Goodness, I'm tired.
Went to the gym today, in spite of my current spate of moustache loss-related self-loathing. I keep expecting people to burst into uncontrollable guffaws when they see me. This hasn't happened. Yet.
From the inside, of course, I still look the same as always. I used to tell my students that, when I was still teaching, and it really was true -- I was only reminded of who I'd actually become when I'd go into the restroom, and be confronted with the face of an old man... But the ideas inside seem much the same, and the interests and peeves, preferences and aversions. So I went about my routine at the gym in much the same way as always. It was only when it was time to do one of the loathsome leg exercises that I came face-to-whose-face-is-that with myself, in the big mirror across the room. Squinting and blurring my eyes didn't help much.
Well, even John said he's found my new visage disconcerting -- he's been listening to the voice, which sounds exactly the same, but without really turning around to see who's talking.
After my workout, I just had time to stop for a cup of extraordinarily strong coffee at a place down the street from Starbux, and then came home to get ready for this evening's orchestral concert, down in New Brunswick, at Christ Church. We went to the Skylark Diner for a meal before the program -- we were both disappointed with our meals, which is unusual, at least for me, there. Maybe the real cook is out sick or something.
The concert was wonderful -- The New Brunswick Chamber Orchestra, conducted by Mark Hyczko. There were four works, and I spent some time crying during the more searching moments, especially a set of variations by Astor Piazzola -- his musical language is alternatingly yearning and spicy. As the music unfolded, I found myself thinking of all the wonderful creative gifts with which I've been blessed, and how slovenly I've been, in nurturing these, in a way that might be beneficial, either to me or to others. Of course, vows of self-improvement made under the spell of cello music aren't known for being particularly easy to keep. We'll see what happens, won't we?

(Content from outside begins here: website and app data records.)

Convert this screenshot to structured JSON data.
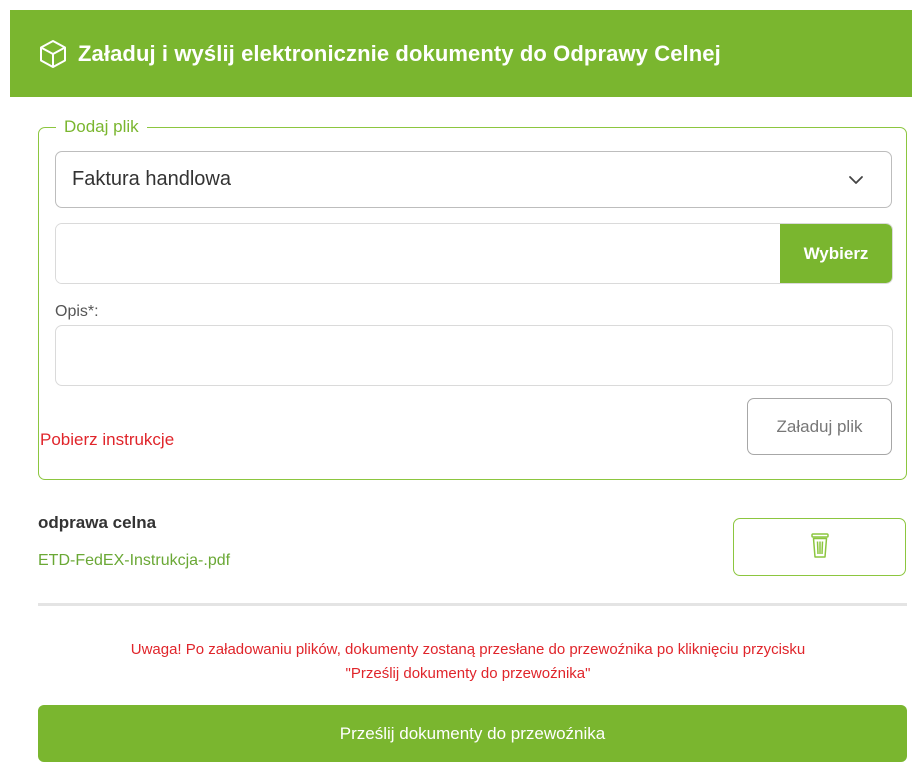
{
  "header": {
    "title": "Załaduj i wyślij elektronicznie dokumenty do Odprawy Celnej",
    "icon": "cube-icon"
  },
  "upload_form": {
    "legend": "Dodaj plik",
    "document_type": {
      "selected": "Faktura handlowa",
      "icon": "chevron-down-icon"
    },
    "file_input": {
      "value": "",
      "placeholder": ""
    },
    "choose_label": "Wybierz",
    "description_label": "Opis*:",
    "description_value": "",
    "upload_label": "Załaduj plik",
    "instructions_link": "Pobierz instrukcje"
  },
  "uploaded": {
    "title": "odprawa celna",
    "file_name": "ETD-FedEX-Instrukcja-.pdf",
    "delete_icon": "trash-icon"
  },
  "warning": {
    "line1": "Uwaga! Po załadowaniu plików, dokumenty zostaną przesłane do przewoźnika po kliknięciu przycisku",
    "line2": "\"Prześlij dokumenty do przewoźnika\""
  },
  "send_label": "Prześlij dokumenty do przewoźnika",
  "colors": {
    "accent": "#7ab62f",
    "danger": "#e0252b",
    "border": "#8cc63f"
  }
}
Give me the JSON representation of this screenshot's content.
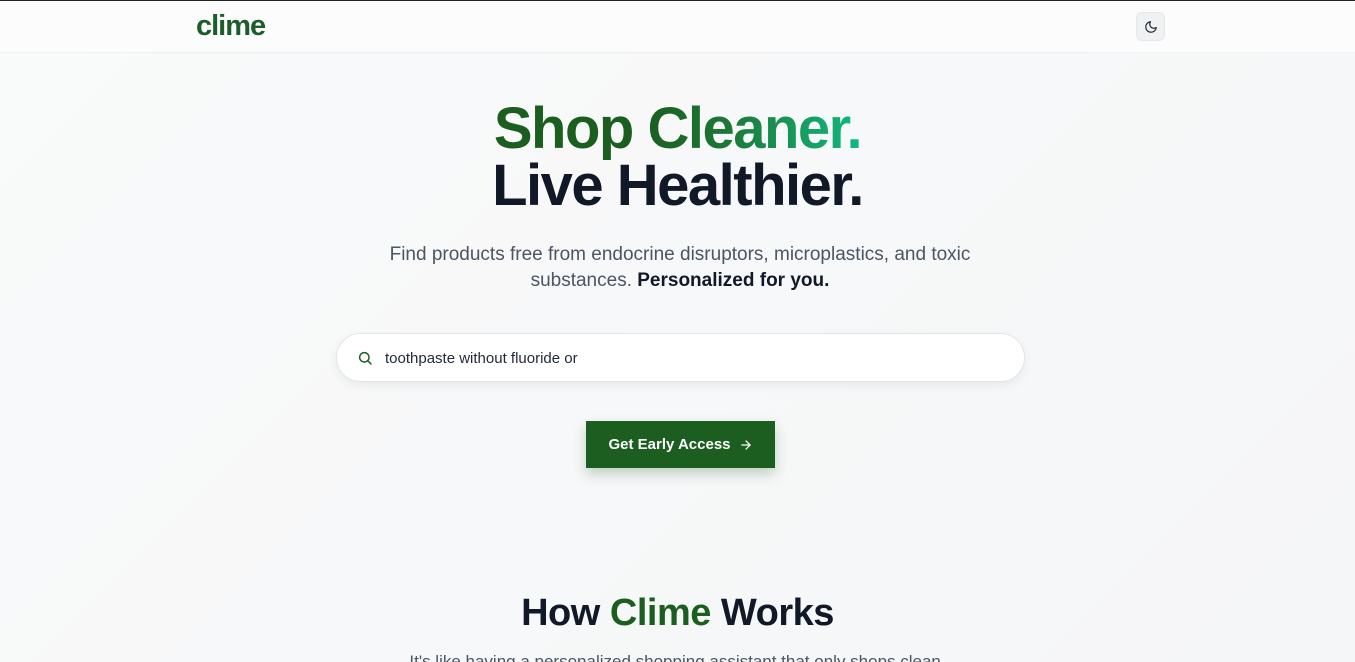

After the concert was over -- standing ovation for all concerned, quite well-deserved, I thought -- I got to touch, ever so briefly, the violin soloist's Guarnieri. I was sure she wouldn't let me. I guess I looked harmless enough. I wondered if this was perhaps the most valuable item that had ever been in that space. During the post-concert reception, I found out that I don't have to drive a fellow parishioner down to Philadelphia on Thursday after all -- meaning I have one more entire day during which to avoid doing any meaningful work on the sculpture I both want to see finished, and would just as soon push out into the middle of the street, so one of the cars that come speeding through in the morning will reduce it to a twisted mess of copper tubing and not much else. Or at least this is how it seems at this moment.
Tomorrow, I'll be at Christ Church again, to sing for the 10:30 Eucharist service with one of John's choirs, and then as soon as the service is over, I'll dart out the door and drive like a madman, up to Branchburg, to catch the tail end of the Combat Paper adventure -- Eli and David spent a week at Walter Reed Hospital recently, and we haven't heard about the experience yet. I'm feeling a little stuck, with regard to my book project -- I need at least to start another print, or get serious about rewriting the existing text, so it'll look better on the page. Or something. Maybe I'll take some of my pink fabric, and see about creating some more pulp, to make more paper. So far, I think I have six sheets, and I only need about... 114 more. That's a lot of handmade paper...
Well, it occurs to me that there's precious little here that's of real consequence. I might have been better off, transcribing the notes I made, waiting for the concert to begin, and waiting afterwards, for John to be ready to head home. Of course, I was still bemoaning my aversion to my new face, and the lengths to which I might feel compelled to go, to assuage this seemingly unstoppable negative reaction to the part of my body that's hanging off the front of my head and holding my brain in. How someone with such low self-esteem, and such a poor self-image, can be so wrapped up in his appearance, is really a mystery to me. How odd, that I've spent so much effort, over the course of my life, to try to look my best, even though I've not so secretly believed that my best wasn't anything particularly wonderful. A friend of mine used to say that paradoxes are inherently true. Perhaps this is an example of this maxim.
And now, having fulfilled my self-imposed discipline of writing something -- anything -- each day for the coming year, I'm going to excuse myself and drag myself off to bed. Morning, and travel, and parading down the center aisle of the church, with my naked face showing, await. And will arrive, I'm afraid, all too soon.
© 2013 Walter Zimmerman